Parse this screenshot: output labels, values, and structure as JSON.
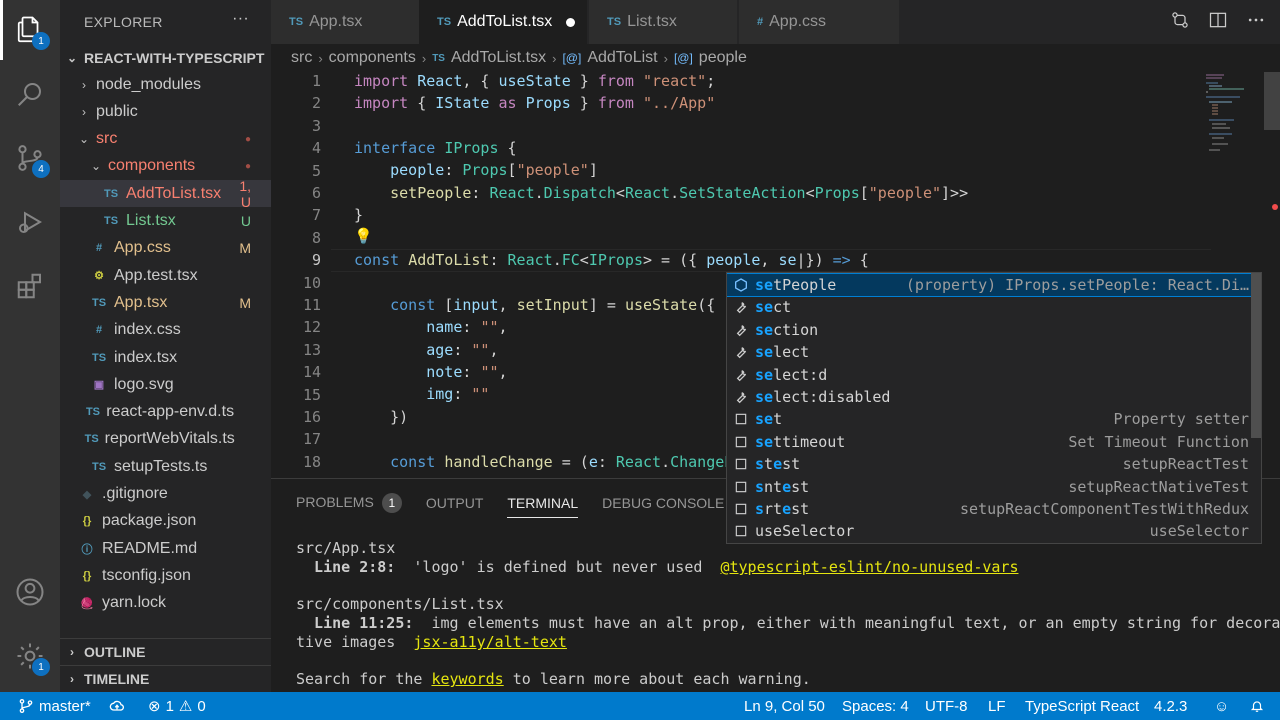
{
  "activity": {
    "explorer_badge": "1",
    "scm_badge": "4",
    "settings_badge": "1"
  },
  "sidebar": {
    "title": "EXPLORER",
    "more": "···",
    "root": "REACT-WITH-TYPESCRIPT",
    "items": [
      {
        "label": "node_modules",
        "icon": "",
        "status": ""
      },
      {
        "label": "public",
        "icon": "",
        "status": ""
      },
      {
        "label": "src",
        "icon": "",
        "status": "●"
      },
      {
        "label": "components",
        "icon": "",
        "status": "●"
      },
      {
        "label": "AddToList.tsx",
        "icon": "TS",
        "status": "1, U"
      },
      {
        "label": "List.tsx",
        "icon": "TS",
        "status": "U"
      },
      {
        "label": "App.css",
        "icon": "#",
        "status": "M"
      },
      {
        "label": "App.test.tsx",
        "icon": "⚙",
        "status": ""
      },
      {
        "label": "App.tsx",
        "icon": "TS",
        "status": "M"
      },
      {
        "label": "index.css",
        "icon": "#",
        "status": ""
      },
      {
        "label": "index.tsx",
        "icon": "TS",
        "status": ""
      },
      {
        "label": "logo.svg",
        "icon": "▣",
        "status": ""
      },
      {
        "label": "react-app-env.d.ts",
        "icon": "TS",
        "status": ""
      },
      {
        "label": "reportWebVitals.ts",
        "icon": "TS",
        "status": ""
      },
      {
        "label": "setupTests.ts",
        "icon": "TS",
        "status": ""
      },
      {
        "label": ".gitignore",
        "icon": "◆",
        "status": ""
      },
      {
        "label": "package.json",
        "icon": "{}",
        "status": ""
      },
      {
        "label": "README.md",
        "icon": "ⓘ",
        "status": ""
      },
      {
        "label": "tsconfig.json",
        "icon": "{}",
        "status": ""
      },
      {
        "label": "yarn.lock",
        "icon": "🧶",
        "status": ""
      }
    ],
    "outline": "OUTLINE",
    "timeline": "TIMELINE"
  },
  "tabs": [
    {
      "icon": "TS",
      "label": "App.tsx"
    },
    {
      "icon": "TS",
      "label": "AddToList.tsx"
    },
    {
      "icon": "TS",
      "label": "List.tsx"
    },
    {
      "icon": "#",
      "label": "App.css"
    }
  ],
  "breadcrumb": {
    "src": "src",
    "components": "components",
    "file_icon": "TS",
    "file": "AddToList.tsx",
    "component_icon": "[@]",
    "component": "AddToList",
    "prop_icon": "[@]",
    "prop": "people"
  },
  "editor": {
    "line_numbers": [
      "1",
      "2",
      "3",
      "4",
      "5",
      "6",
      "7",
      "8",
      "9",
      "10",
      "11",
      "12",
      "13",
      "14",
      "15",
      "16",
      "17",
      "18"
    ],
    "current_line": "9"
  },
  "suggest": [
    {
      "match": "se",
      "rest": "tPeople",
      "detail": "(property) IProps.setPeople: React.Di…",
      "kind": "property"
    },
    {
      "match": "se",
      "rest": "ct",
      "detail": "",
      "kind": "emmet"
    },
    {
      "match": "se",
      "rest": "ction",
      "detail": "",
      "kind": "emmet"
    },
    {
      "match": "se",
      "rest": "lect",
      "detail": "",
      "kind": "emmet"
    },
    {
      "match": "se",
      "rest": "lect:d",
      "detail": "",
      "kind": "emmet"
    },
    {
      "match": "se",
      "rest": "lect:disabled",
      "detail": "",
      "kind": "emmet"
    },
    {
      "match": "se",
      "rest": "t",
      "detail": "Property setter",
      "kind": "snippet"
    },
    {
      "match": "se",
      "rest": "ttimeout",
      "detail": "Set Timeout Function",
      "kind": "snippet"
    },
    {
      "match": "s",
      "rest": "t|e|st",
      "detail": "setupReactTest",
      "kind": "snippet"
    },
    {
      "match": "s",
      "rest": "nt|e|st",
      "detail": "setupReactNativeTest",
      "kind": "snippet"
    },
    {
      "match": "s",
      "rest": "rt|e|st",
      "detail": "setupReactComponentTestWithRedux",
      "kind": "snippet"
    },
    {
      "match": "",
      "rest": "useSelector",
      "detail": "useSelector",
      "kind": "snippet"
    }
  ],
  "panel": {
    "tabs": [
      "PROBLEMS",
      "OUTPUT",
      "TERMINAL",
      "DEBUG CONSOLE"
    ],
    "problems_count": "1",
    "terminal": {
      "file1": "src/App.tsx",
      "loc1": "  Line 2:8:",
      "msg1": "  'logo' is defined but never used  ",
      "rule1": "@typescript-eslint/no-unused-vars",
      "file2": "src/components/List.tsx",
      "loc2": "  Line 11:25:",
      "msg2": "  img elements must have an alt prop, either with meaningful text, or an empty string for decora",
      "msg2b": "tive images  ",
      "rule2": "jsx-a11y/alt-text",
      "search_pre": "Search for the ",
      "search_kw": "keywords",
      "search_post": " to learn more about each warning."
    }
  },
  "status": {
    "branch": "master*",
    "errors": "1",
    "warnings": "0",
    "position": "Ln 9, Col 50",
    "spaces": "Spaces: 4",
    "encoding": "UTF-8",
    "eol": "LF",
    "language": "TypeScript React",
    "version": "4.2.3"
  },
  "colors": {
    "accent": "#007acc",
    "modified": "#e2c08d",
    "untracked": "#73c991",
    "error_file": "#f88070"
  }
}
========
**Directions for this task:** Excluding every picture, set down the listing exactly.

**Reply:**
Parse this screenshot: output labels, values, and structure as JSON.
{
  "activity": {
    "explorer_badge": "1",
    "scm_badge": "4",
    "settings_badge": "1"
  },
  "sidebar": {
    "title": "EXPLORER",
    "more": "···",
    "root": "REACT-WITH-TYPESCRIPT",
    "items": [
      {
        "label": "node_modules",
        "icon": "",
        "status": ""
      },
      {
        "label": "public",
        "icon": "",
        "status": ""
      },
      {
        "label": "src",
        "icon": "",
        "status": "●"
      },
      {
        "label": "components",
        "icon": "",
        "status": "●"
      },
      {
        "label": "AddToList.tsx",
        "icon": "TS",
        "status": "1, U"
      },
      {
        "label": "List.tsx",
        "icon": "TS",
        "status": "U"
      },
      {
        "label": "App.css",
        "icon": "#",
        "status": "M"
      },
      {
        "label": "App.test.tsx",
        "icon": "⚙",
        "status": ""
      },
      {
        "label": "App.tsx",
        "icon": "TS",
        "status": "M"
      },
      {
        "label": "index.css",
        "icon": "#",
        "status": ""
      },
      {
        "label": "index.tsx",
        "icon": "TS",
        "status": ""
      },
      {
        "label": "logo.svg",
        "icon": "▣",
        "status": ""
      },
      {
        "label": "react-app-env.d.ts",
        "icon": "TS",
        "status": ""
      },
      {
        "label": "reportWebVitals.ts",
        "icon": "TS",
        "status": ""
      },
      {
        "label": "setupTests.ts",
        "icon": "TS",
        "status": ""
      },
      {
        "label": ".gitignore",
        "icon": "◆",
        "status": ""
      },
      {
        "label": "package.json",
        "icon": "{}",
        "status": ""
      },
      {
        "label": "README.md",
        "icon": "ⓘ",
        "status": ""
      },
      {
        "label": "tsconfig.json",
        "icon": "{}",
        "status": ""
      },
      {
        "label": "yarn.lock",
        "icon": "🧶",
        "status": ""
      }
    ],
    "outline": "OUTLINE",
    "timeline": "TIMELINE"
  },
  "tabs": [
    {
      "icon": "TS",
      "label": "App.tsx"
    },
    {
      "icon": "TS",
      "label": "AddToList.tsx"
    },
    {
      "icon": "TS",
      "label": "List.tsx"
    },
    {
      "icon": "#",
      "label": "App.css"
    }
  ],
  "breadcrumb": {
    "src": "src",
    "components": "components",
    "file_icon": "TS",
    "file": "AddToList.tsx",
    "component_icon": "[@]",
    "component": "AddToList",
    "prop_icon": "[@]",
    "prop": "people"
  },
  "editor": {
    "line_numbers": [
      "1",
      "2",
      "3",
      "4",
      "5",
      "6",
      "7",
      "8",
      "9",
      "10",
      "11",
      "12",
      "13",
      "14",
      "15",
      "16",
      "17",
      "18"
    ],
    "current_line": "9"
  },
  "suggest": [
    {
      "match": "se",
      "rest": "tPeople",
      "detail": "(property) IProps.setPeople: React.Di…",
      "kind": "property"
    },
    {
      "match": "se",
      "rest": "ct",
      "detail": "",
      "kind": "emmet"
    },
    {
      "match": "se",
      "rest": "ction",
      "detail": "",
      "kind": "emmet"
    },
    {
      "match": "se",
      "rest": "lect",
      "detail": "",
      "kind": "emmet"
    },
    {
      "match": "se",
      "rest": "lect:d",
      "detail": "",
      "kind": "emmet"
    },
    {
      "match": "se",
      "rest": "lect:disabled",
      "detail": "",
      "kind": "emmet"
    },
    {
      "match": "se",
      "rest": "t",
      "detail": "Property setter",
      "kind": "snippet"
    },
    {
      "match": "se",
      "rest": "ttimeout",
      "detail": "Set Timeout Function",
      "kind": "snippet"
    },
    {
      "match": "s",
      "rest": "t|e|st",
      "detail": "setupReactTest",
      "kind": "snippet"
    },
    {
      "match": "s",
      "rest": "nt|e|st",
      "detail": "setupReactNativeTest",
      "kind": "snippet"
    },
    {
      "match": "s",
      "rest": "rt|e|st",
      "detail": "setupReactComponentTestWithRedux",
      "kind": "snippet"
    },
    {
      "match": "",
      "rest": "useSelector",
      "detail": "useSelector",
      "kind": "snippet"
    }
  ],
  "panel": {
    "tabs": [
      "PROBLEMS",
      "OUTPUT",
      "TERMINAL",
      "DEBUG CONSOLE"
    ],
    "problems_count": "1",
    "terminal": {
      "file1": "src/App.tsx",
      "loc1": "  Line 2:8:",
      "msg1": "  'logo' is defined but never used  ",
      "rule1": "@typescript-eslint/no-unused-vars",
      "file2": "src/components/List.tsx",
      "loc2": "  Line 11:25:",
      "msg2": "  img elements must have an alt prop, either with meaningful text, or an empty string for decora",
      "msg2b": "tive images  ",
      "rule2": "jsx-a11y/alt-text",
      "search_pre": "Search for the ",
      "search_kw": "keywords",
      "search_post": " to learn more about each warning."
    }
  },
  "status": {
    "branch": "master*",
    "errors": "1",
    "warnings": "0",
    "position": "Ln 9, Col 50",
    "spaces": "Spaces: 4",
    "encoding": "UTF-8",
    "eol": "LF",
    "language": "TypeScript React",
    "version": "4.2.3"
  },
  "colors": {
    "accent": "#007acc",
    "modified": "#e2c08d",
    "untracked": "#73c991",
    "error_file": "#f88070"
  }
}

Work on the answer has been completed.